The $120-million US deal to acquire Victoria-based game developer Kixeye will change the studio’s culture, improve its performance and put it on the fast track to growth, says Clayton Stark, president of Kixeye.
Ten days after the sale to Sweden-based game studio Stillfront, Kixeye is beating the bushes looking for talent to add to the company’s roster of 180, Stark said.
“It means growth and prosperity, quite frankly,” said Stark, whose retention was a key part of the transaction.
Stark said what sold him on the deal was the chance to see what his team could do under ideal conditions.
“This is an opportunity to change the mode of operations for the entire company,” he said, noting they will be transitioning from a culture that was reactive and constantly being forced to chase targets.
“Now there is stability. We won’t always be chasing or waiting for the other shoe to drop,” he said. “I know the same team of people with the same products can have a better outcome in so many dimensions. They can do better work.”
They will also be able to draw upon the strength of other studios under the Stillfront banner.
Stillfront is a global conglomerate of gaming studios focused on free-to-play online strategy games. Over the last nine years, it has been adding studios to its portfolio, and closed 11 acquisitions in that time.
“The deal gives Stillfront an opportunity to get into new markets, and at the same time all the other studios can help us,” said Stark. “They are all better at a certain thing than we are and we are better at a couple of things than they are. The whole group was founded on getting companies together under one roof so everyone gets better.”
The deal makes Victoria the centre of the Kixeye world with additional development centres in Vietnam and Australia. Stark said there will be gradual growth in each region, but he expects significant growth in the short term at the head office in Victoria.
He wants to hire 10 people immediately across a variety of disciplines, including operations and finance as well as game development. By this time next year, he expects the Victoria team will be up to 80 staff. There are currently 59.
Stark expects there is plenty of talent to tap into locally, noting he’s never had trouble attracting the best and brightest in the past.
“Stillfront bought us because they liked our fundamentals and because they know we can grow,” he said. “And we have a lot of long-term stability because we are now backed by a Nasdaq-listed public company.
“We are stable, we are growing and I expect us to be a far more prosperous group as well.”
Kixeye’s games have done well financially. When the deal was announced, Stillfront noted the studio generated a profit of $13.5 million US in the first quarter of this year.
Stark said given the global gaming industry is estimated to bring in revenue in excess of $138 billion US annually, there is still plenty of room to grow.

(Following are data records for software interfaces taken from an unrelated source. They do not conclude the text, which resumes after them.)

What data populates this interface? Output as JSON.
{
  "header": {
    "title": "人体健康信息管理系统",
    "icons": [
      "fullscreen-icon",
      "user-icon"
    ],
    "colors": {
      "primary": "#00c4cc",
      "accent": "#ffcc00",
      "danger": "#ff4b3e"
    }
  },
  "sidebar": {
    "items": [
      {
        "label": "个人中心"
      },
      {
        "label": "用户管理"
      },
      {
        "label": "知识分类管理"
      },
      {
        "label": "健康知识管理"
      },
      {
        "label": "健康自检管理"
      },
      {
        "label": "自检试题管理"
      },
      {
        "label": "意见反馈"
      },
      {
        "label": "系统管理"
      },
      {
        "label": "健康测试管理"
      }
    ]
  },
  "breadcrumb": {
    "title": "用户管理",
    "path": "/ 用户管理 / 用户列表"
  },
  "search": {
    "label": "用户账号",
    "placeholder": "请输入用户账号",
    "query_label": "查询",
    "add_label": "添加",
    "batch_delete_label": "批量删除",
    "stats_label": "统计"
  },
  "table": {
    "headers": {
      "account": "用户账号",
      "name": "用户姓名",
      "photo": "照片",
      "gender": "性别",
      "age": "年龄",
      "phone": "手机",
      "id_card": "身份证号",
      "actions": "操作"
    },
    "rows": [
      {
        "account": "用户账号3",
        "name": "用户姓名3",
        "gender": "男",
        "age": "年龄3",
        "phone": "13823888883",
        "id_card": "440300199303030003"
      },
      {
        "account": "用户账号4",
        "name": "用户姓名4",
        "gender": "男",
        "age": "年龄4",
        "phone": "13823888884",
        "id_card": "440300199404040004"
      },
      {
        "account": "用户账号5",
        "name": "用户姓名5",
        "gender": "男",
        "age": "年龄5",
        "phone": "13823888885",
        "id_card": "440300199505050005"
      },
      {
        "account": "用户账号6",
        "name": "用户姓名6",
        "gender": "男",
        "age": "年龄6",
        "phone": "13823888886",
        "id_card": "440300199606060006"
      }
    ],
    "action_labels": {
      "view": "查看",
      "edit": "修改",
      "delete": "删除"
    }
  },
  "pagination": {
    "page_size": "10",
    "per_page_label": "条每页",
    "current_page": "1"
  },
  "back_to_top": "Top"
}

The purchase price for Kixeye includes $90 million US in cash, and as much as another $30 million US if Kixeye reaches certain financial targets in 2019.
Kixeye’s products include Battle Pirates, War Commander, Vega Conflict and War Commander: Rogue Assault. Battle Pirates is the top-grossing game on Facebook.